There are many reasons for a child to have an absent parent in their life. Couples might have gone their separate ways or one parent might have sadly passed away. Whatever the reason, it’s important to remember that your relationship with your child’s parent can influence how they perceive them throughout their life. It’s important to be open, honest and direct about them as much as possible – especially leading up to Father’s Day or Mother’s Day.
Don’t ignore the holiday
There’s usually quite a bit of hype leading up to Father’s Day and Mother’s Day, so much so that it’s hard to ignore! At the very least it will cause your child to think about their identity and history, so don’t sweep it under the rug. Acknowledge it and talk about it, see what their opinion is on the holiday.
There are many different types of families
In this day and age it’s never been more true that not all families are made up of one mother, one father and children. And (hopefully) this is covered in the school or crèche that your little one is attending. At around three years of age, children stop being ego-centric and start to pay more attention to the world around them. They see other children’s mums and dads collect them from playschool and remember these facts. They may ask questions like ‘Billy has two mums’ or why ‘Molly has no mummy but just a daddy’ or ‘why do I have just a mummy/daddy when Tommy has both?’. At this stage it’s good to be honest and open with your child and explain that although there are differences between families, all families are special.
If you have a good relationship with your ex…
…it’s likely that your child’s mum or dad will want to take them out for the special day. In this case, help your child get ready by making a card, or buying a little gift for them to give their mummy or daddy on the day. Make sure to encourage their input on this, and take the time out to do something extra special just for you, after all when you’re with your child you play mum and dad to them!
… but try to keep your own feelings out of it
No doubt you’re mature about the whole thing and have dealt with separation in a healthy way. But it’s still important to keep your feelings about your relationship, separate from the relationship between your ex and your child. You don’t want your child copying your behaviour or attitude to their mum or dad, no matter how things ended between you. Keep everything as open, positive and honest as possible.
If Dad was never in the picture

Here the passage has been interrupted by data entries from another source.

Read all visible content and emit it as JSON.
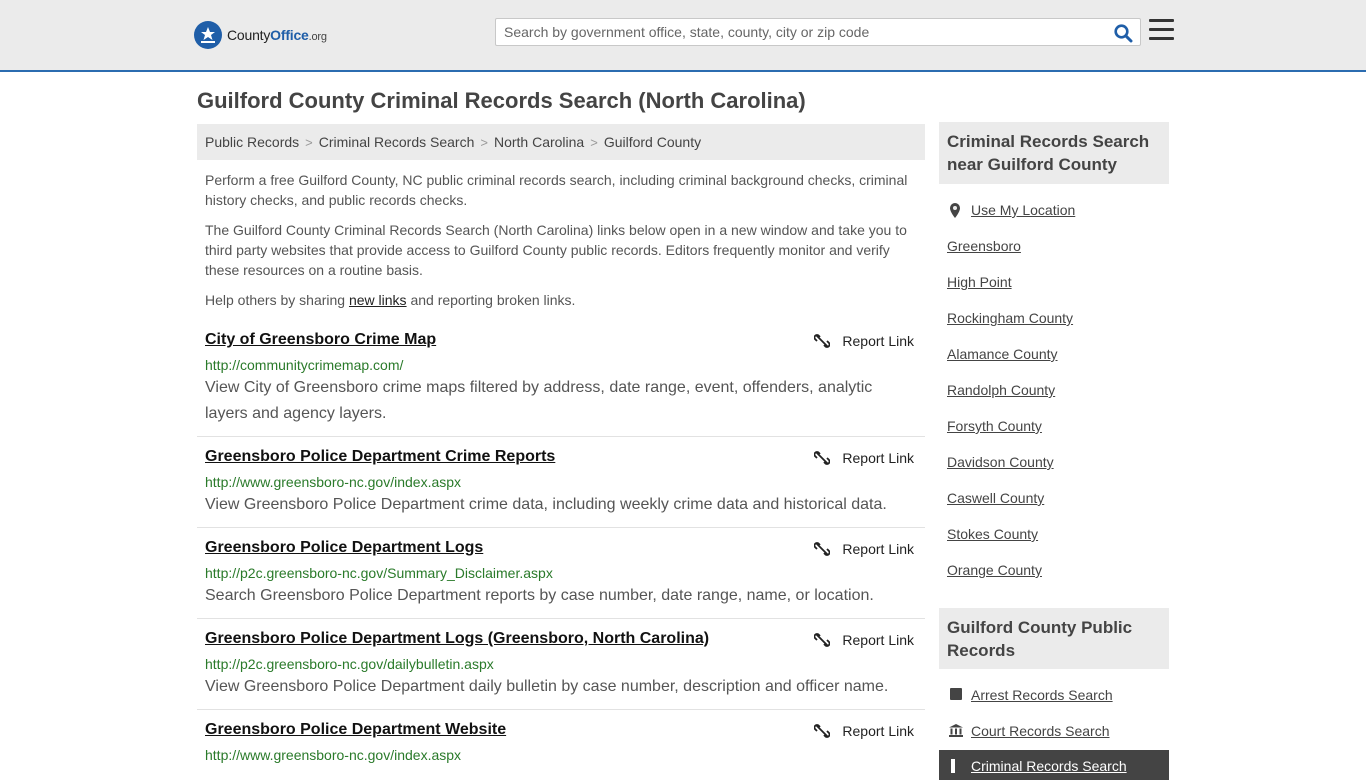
{
  "header": {
    "logo_county": "County",
    "logo_office": "Office",
    "logo_org": ".org",
    "search_placeholder": "Search by government office, state, county, city or zip code"
  },
  "page_title": "Guilford County Criminal Records Search (North Carolina)",
  "breadcrumb": [
    {
      "label": "Public Records"
    },
    {
      "label": "Criminal Records Search"
    },
    {
      "label": "North Carolina"
    },
    {
      "label": "Guilford County"
    }
  ],
  "intro": {
    "p1": "Perform a free Guilford County, NC public criminal records search, including criminal background checks, criminal history checks, and public records checks.",
    "p2": "The Guilford County Criminal Records Search (North Carolina) links below open in a new window and take you to third party websites that provide access to Guilford County public records. Editors frequently monitor and verify these resources on a routine basis.",
    "p3_before": "Help others by sharing ",
    "p3_link": "new links",
    "p3_after": " and reporting broken links."
  },
  "report_label": "Report Link",
  "results": [
    {
      "title": "City of Greensboro Crime Map",
      "url": "http://communitycrimemap.com/",
      "desc": "View City of Greensboro crime maps filtered by address, date range, event, offenders, analytic layers and agency layers."
    },
    {
      "title": "Greensboro Police Department Crime Reports",
      "url": "http://www.greensboro-nc.gov/index.aspx",
      "desc": "View Greensboro Police Department crime data, including weekly crime data and historical data."
    },
    {
      "title": "Greensboro Police Department Logs",
      "url": "http://p2c.greensboro-nc.gov/Summary_Disclaimer.aspx",
      "desc": "Search Greensboro Police Department reports by case number, date range, name, or location."
    },
    {
      "title": "Greensboro Police Department Logs (Greensboro, North Carolina)",
      "url": "http://p2c.greensboro-nc.gov/dailybulletin.aspx",
      "desc": "View Greensboro Police Department daily bulletin by case number, description and officer name."
    },
    {
      "title": "Greensboro Police Department Website",
      "url": "http://www.greensboro-nc.gov/index.aspx",
      "desc": ""
    }
  ],
  "sidebar": {
    "nearby_title": "Criminal Records Search near Guilford County",
    "use_location": "Use My Location",
    "nearby": [
      "Greensboro",
      "High Point",
      "Rockingham County",
      "Alamance County",
      "Randolph County",
      "Forsyth County",
      "Davidson County",
      "Caswell County",
      "Stokes County",
      "Orange County"
    ],
    "public_title": "Guilford County Public Records",
    "public": [
      {
        "label": "Arrest Records Search",
        "icon": "square-icon"
      },
      {
        "label": "Court Records Search",
        "icon": "courthouse-icon"
      },
      {
        "label": "Criminal Records Search",
        "icon": "gavel-icon"
      }
    ]
  },
  "colors": {
    "header_bg": "#ebebeb",
    "accent_blue": "#1f5ea8",
    "url_green": "#2a7a2a",
    "active_bg": "#444444"
  }
}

Again it’s important to approach things in a positive manner, no matter what the situation is. But there’s no point lying to your child. If the person wasn’t a good parent or not even a good person, there’s no need to hide this from your child, but take care of how you say it.
- Acknowledge that your child has a father/mother and talk about them in an honest, fact based manner.
- Approaching it in a positive way will diminish negativity your child may feel at the absence of him in their lives.
If your partner has passed away
This is sad, and can be a painful reminder of loss in your family’s life each year. Although it’s difficult, you should try and look at the day as a celebration of their lives, and how they were as a mother or father. You could go to their favourite restaurant, or cook their favourite meal and share some nice memories of them together.